Picture Perfect, Old Chap
THE RECOGNIZABLE tone of the "English picturesque," flourishing around 1800, celebrates local landscapes and the native eyes that would behold them. Paintings and drawings, of the sort that circulated as the prints in the elaborately illustrated books of the day, draw from Dutch and Italian models--going back to the light-stunned landscapes of Claude Lorraine and "Arcadian places" of Nicolas Poussin--but are free of the grand symbols and extreme drama of high Romantic painting, such as the "sublime" work of J.M.W. Turner.
John Constable, whom French artists regarded as an early exponent of Romantic painting, began as a 'topographical" painter of country houses about the time William Wordsworth was writing his poems on the countryside of the Lake District. Poems, prints, and parks, then, were of a piece celebrating nature, and the poetic sensitivity required to enjoy it. British country estates and park landscapes sought an informality cultivated and planned, as outdoor spots for a gentleman's contemplation--in opposition to the formal plots laid out on the continent.

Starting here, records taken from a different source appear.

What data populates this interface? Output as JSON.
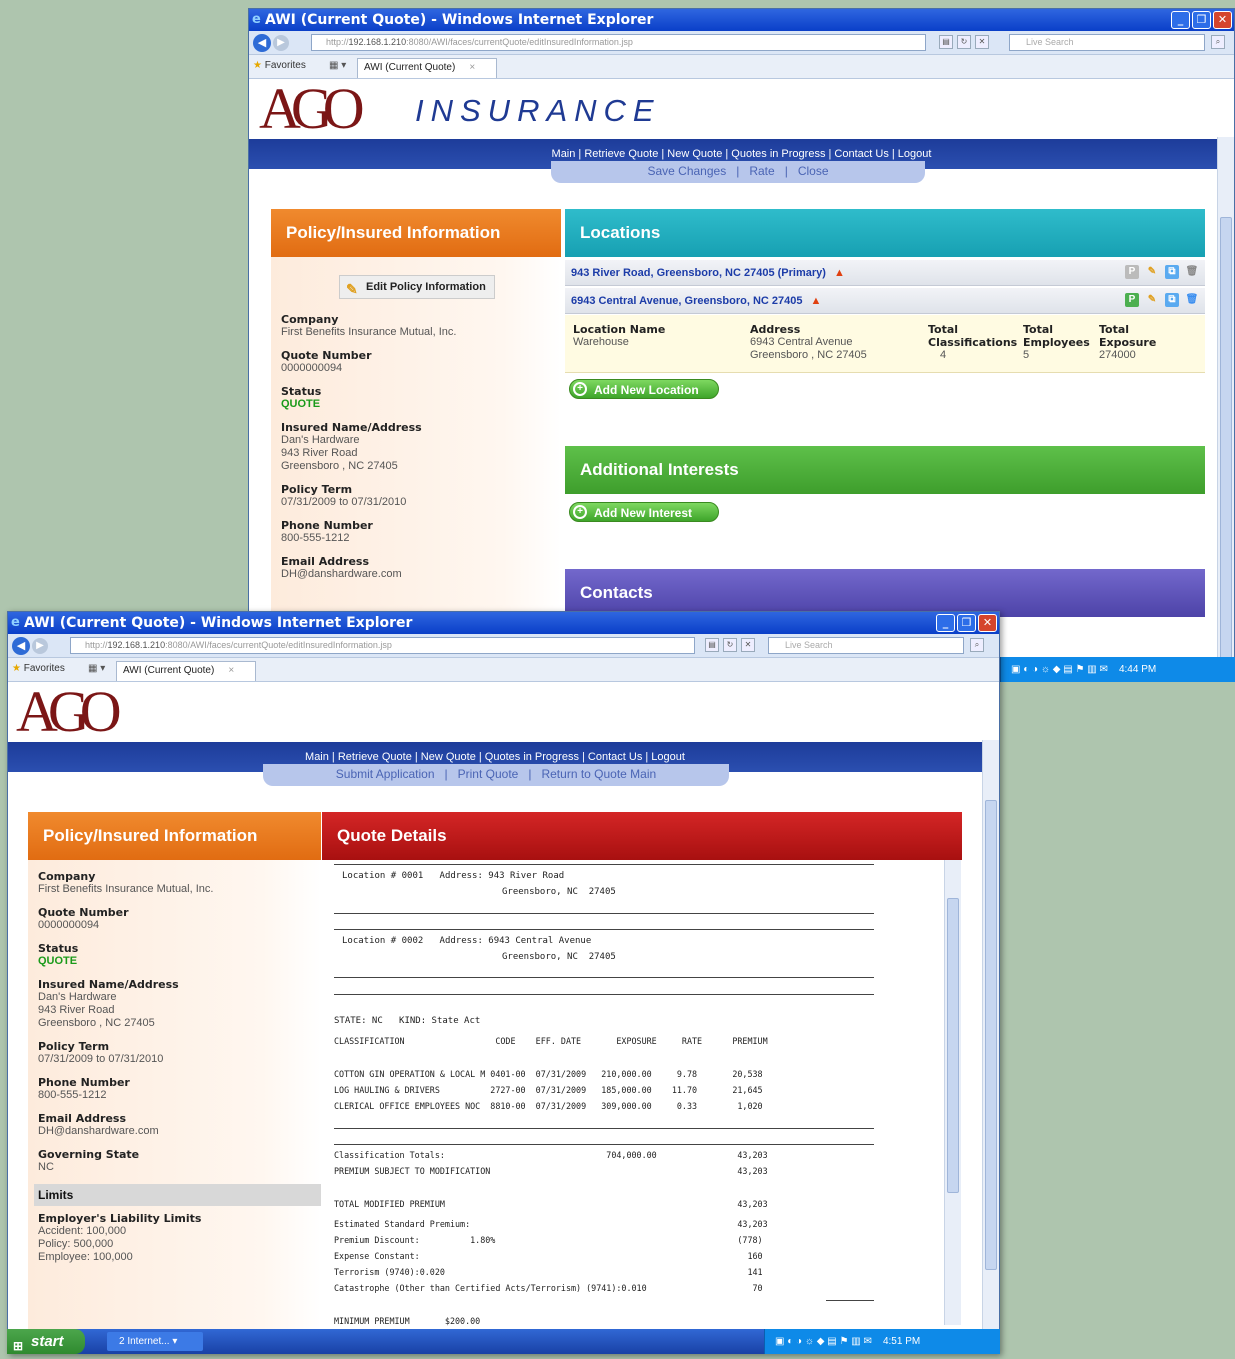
{
  "colors": {
    "orange": "#e87a20",
    "teal": "#1aa8b8",
    "green": "#4fae38",
    "purple": "#5a4fb8",
    "red": "#c41e1e",
    "navy": "#1f3a93"
  },
  "back_window": {
    "title": "AWI (Current Quote) - Windows Internet Explorer",
    "url_prefix": "http://",
    "url_host": "192.168.1.210",
    "url_path": ":8080/AWI/faces/currentQuote/editInsuredInformation.jsp",
    "search_placeholder": "Live Search",
    "favorites": "Favorites",
    "tab_label": "AWI (Current Quote)",
    "brand": "INSURANCE",
    "logo": "AGO",
    "nav": "Main | Retrieve Quote | New Quote | Quotes in Progress | Contact Us | Logout",
    "subnav": {
      "save": "Save Changes",
      "rate": "Rate",
      "close": "Close"
    },
    "left_title": "Policy/Insured Information",
    "edit_label": "Edit Policy Information",
    "fields": [
      {
        "label": "Company",
        "value": "First Benefits Insurance Mutual, Inc."
      },
      {
        "label": "Quote Number",
        "value": "0000000094"
      },
      {
        "label": "Status",
        "value": "QUOTE"
      },
      {
        "label": "Insured Name/Address",
        "value": "Dan's Hardware",
        "value2": "943 River Road",
        "value3": "Greensboro ,  NC  27405"
      },
      {
        "label": "Policy Term",
        "value": "07/31/2009 to 07/31/2010"
      },
      {
        "label": "Phone Number",
        "value": "800-555-1212"
      },
      {
        "label": "Email Address",
        "value": "DH@danshardware.com"
      }
    ],
    "locations_title": "Locations",
    "locations": [
      {
        "text": "943 River Road, Greensboro, NC 27405 (Primary)"
      },
      {
        "text": "6943 Central Avenue, Greensboro, NC 27405"
      }
    ],
    "detail": {
      "loc_name_label": "Location Name",
      "loc_name": "Warehouse",
      "address_label": "Address",
      "address1": "6943 Central Avenue",
      "address2": "Greensboro ,  NC 27405",
      "tc_label1": "Total",
      "tc_label2": "Classifications",
      "tc": "4",
      "te_label1": "Total",
      "te_label2": "Employees",
      "te": "5",
      "tx_label1": "Total",
      "tx_label2": "Exposure",
      "tx": "274000"
    },
    "add_location": "Add New Location",
    "interests_title": "Additional Interests",
    "add_interest": "Add New Interest",
    "contacts_title": "Contacts",
    "tray_time": "4:44 PM"
  },
  "front_window": {
    "title": "AWI (Current Quote) - Windows Internet Explorer",
    "url_prefix": "http://",
    "url_host": "192.168.1.210",
    "url_path": ":8080/AWI/faces/currentQuote/editInsuredInformation.jsp",
    "search_placeholder": "Live Search",
    "favorites": "Favorites",
    "tab_label": "AWI (Current Quote)",
    "logo": "AGO",
    "nav": "Main | Retrieve Quote | New Quote | Quotes in Progress | Contact Us | Logout",
    "subnav": {
      "submit": "Submit Application",
      "print": "Print Quote",
      "return": "Return to Quote Main"
    },
    "left_title": "Policy/Insured Information",
    "fields": [
      {
        "label": "Company",
        "value": "First Benefits Insurance Mutual, Inc."
      },
      {
        "label": "Quote Number",
        "value": "0000000094"
      },
      {
        "label": "Status",
        "value": "QUOTE"
      },
      {
        "label": "Insured Name/Address",
        "value": "Dan's Hardware",
        "value2": "943 River Road",
        "value3": "Greensboro ,  NC  27405"
      },
      {
        "label": "Policy Term",
        "value": "07/31/2009 to 07/31/2010"
      },
      {
        "label": "Phone Number",
        "value": "800-555-1212"
      },
      {
        "label": "Email Address",
        "value": "DH@danshardware.com"
      },
      {
        "label": "Governing State",
        "value": "NC"
      }
    ],
    "limits_title": "Limits",
    "limits": {
      "label": "Employer's Liability Limits",
      "accident": "Accident: 100,000",
      "policy": "Policy: 500,000",
      "employee": "Employee: 100,000"
    },
    "quote_title": "Quote Details",
    "quote_lines": {
      "loc1a": "Location # 0001   Address: 943 River Road",
      "loc1b": "Greensboro, NC  27405",
      "loc2a": "Location # 0002   Address: 6943 Central Avenue",
      "loc2b": "Greensboro, NC  27405",
      "state": "STATE: NC   KIND: State Act",
      "hdr": "CLASSIFICATION                  CODE    EFF. DATE       EXPOSURE     RATE      PREMIUM",
      "r1": "COTTON GIN OPERATION & LOCAL M 0401-00  07/31/2009   210,000.00     9.78       20,538",
      "r2": "LOG HAULING & DRIVERS          2727-00  07/31/2009   185,000.00    11.70       21,645",
      "r3": "CLERICAL OFFICE EMPLOYEES NOC  8810-00  07/31/2009   309,000.00     0.33        1,020",
      "t1": "Classification Totals:                                704,000.00                43,203",
      "t2": "PREMIUM SUBJECT TO MODIFICATION                                                 43,203",
      "t3": "TOTAL MODIFIED PREMIUM                                                          43,203",
      "t4": "Estimated Standard Premium:                                                     43,203",
      "t5": "Premium Discount:          1.80%                                                (778)",
      "t6": "Expense Constant:                                                                 160",
      "t7": "Terrorism (9740):0.020                                                            141",
      "t8": "Catastrophe (Other than Certified Acts/Terrorism) (9741):0.010                     70",
      "t9": "MINIMUM PREMIUM       $200.00"
    },
    "start": "start",
    "task": "2 Internet...",
    "tray_time": "4:51 PM"
  }
}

This came well before Europeans appreciated natural wilderness, but also was a far cry from the formal gardens on the mainland from the century before.
Prints and drawings sought to capture the experience of place or, in turn, to propagate a vision of what such a delightful spot on Earth could look like, with devotion to geographical and even botanical specificity. …